◆ **THE PROBLEM**: Every line of the material needs an exact copy, apart from the images.
□ □ □ □
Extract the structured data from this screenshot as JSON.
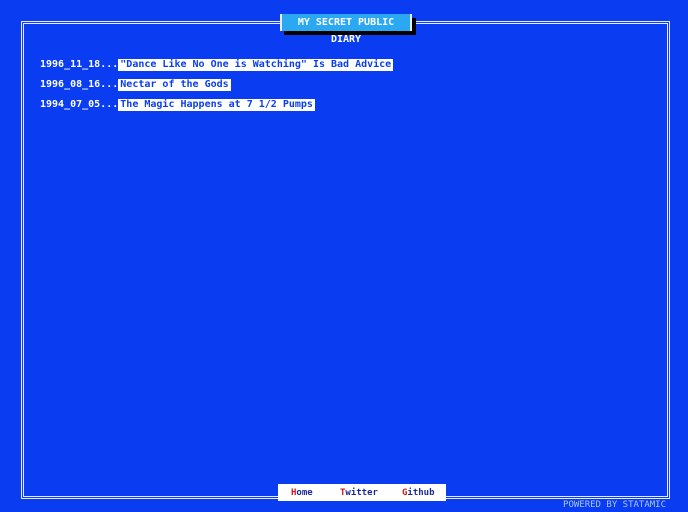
{
  "header": {
    "title": "MY SECRET PUBLIC DIARY"
  },
  "entries": [
    {
      "date": "1996_11_18...",
      "title": "\"Dance Like No One is Watching\" Is Bad Advice"
    },
    {
      "date": "1996_08_16...",
      "title": "Nectar of the Gods"
    },
    {
      "date": "1994_07_05...",
      "title": "The Magic Happens at 7 1/2 Pumps"
    }
  ],
  "nav": [
    {
      "first": "H",
      "rest": "ome"
    },
    {
      "first": "T",
      "rest": "witter"
    },
    {
      "first": "G",
      "rest": "ithub"
    }
  ],
  "footer": {
    "powered": "POWERED BY STATAMIC"
  },
  "colors": {
    "background": "#0a3df2",
    "title_bg": "#2aa8f2",
    "nav_accent": "#d01818"
  }
}
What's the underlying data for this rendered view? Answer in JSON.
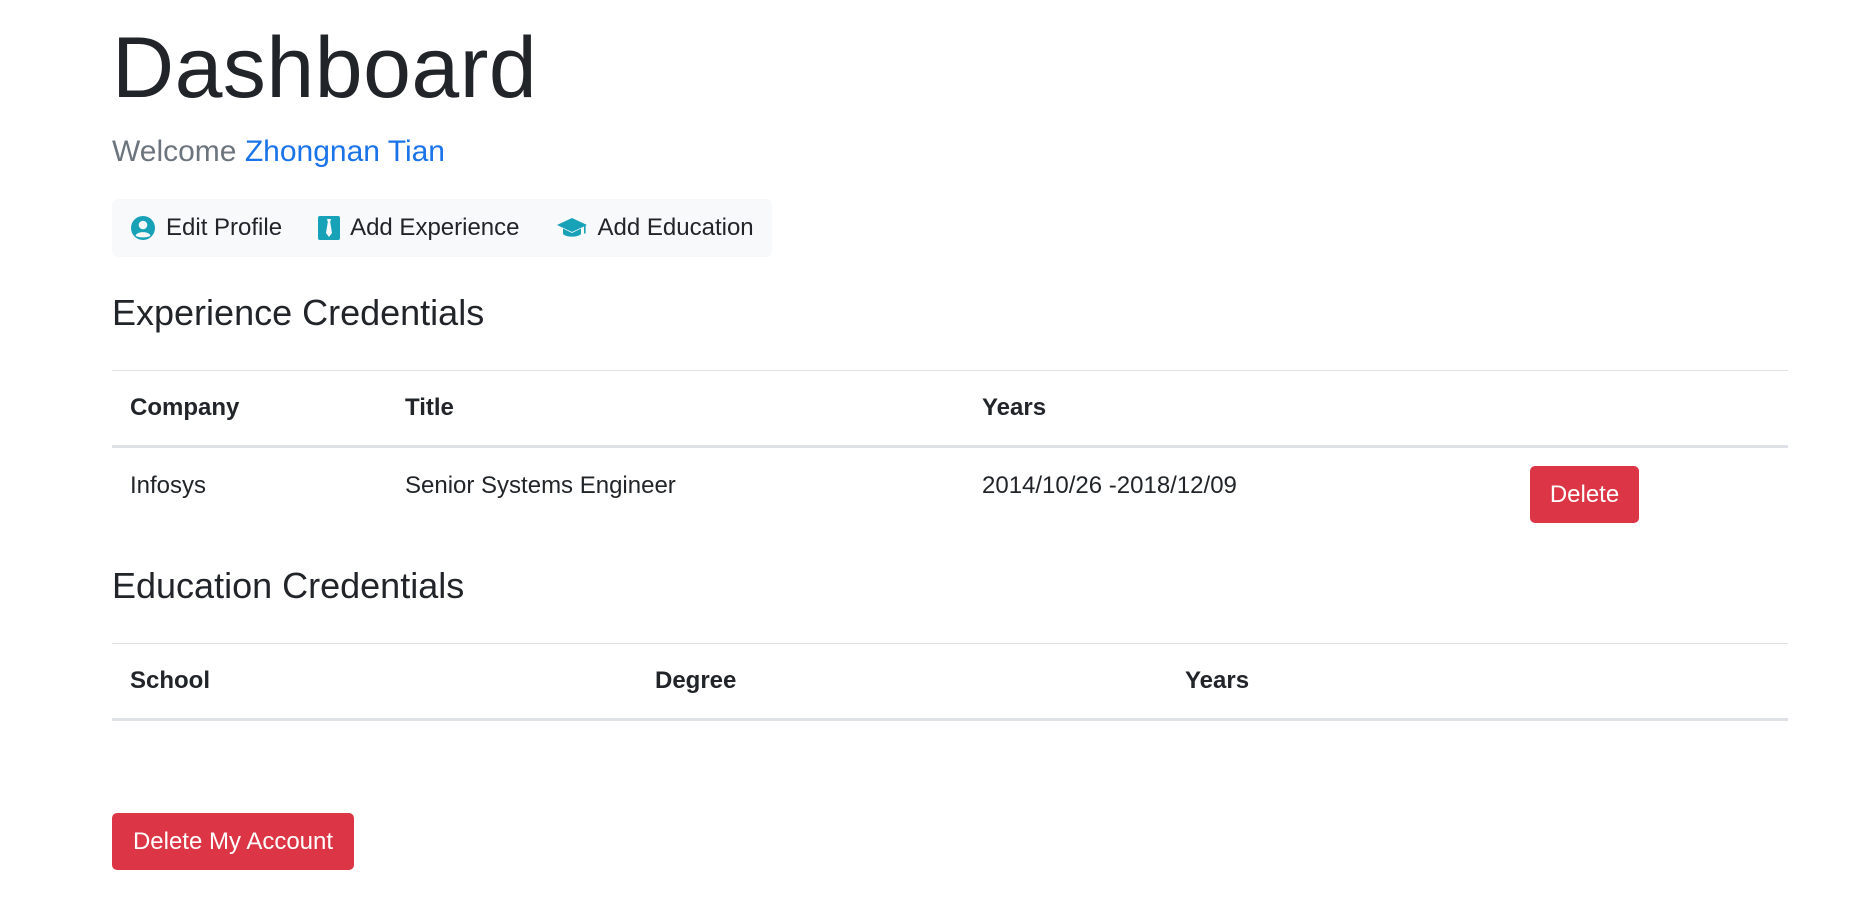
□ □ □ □
◆ **WRITTEN ANSWER**:
Extract the structured data from this screenshot as JSON.
{
  "header": {
    "title": "MY SECRET PUBLIC DIARY"
  },
  "entries": [
    {
      "date": "1996_11_18...",
      "title": "\"Dance Like No One is Watching\" Is Bad Advice"
    },
    {
      "date": "1996_08_16...",
      "title": "Nectar of the Gods"
    },
    {
      "date": "1994_07_05...",
      "title": "The Magic Happens at 7 1/2 Pumps"
    }
  ],
  "nav": [
    {
      "first": "H",
      "rest": "ome"
    },
    {
      "first": "T",
      "rest": "witter"
    },
    {
      "first": "G",
      "rest": "ithub"
    }
  ],
  "footer": {
    "powered": "POWERED BY STATAMIC"
  },
  "colors": {
    "background": "#0a3df2",
    "title_bg": "#2aa8f2",
    "nav_accent": "#d01818"
  }
}
What's the underlying data for this rendered view? Answer in JSON.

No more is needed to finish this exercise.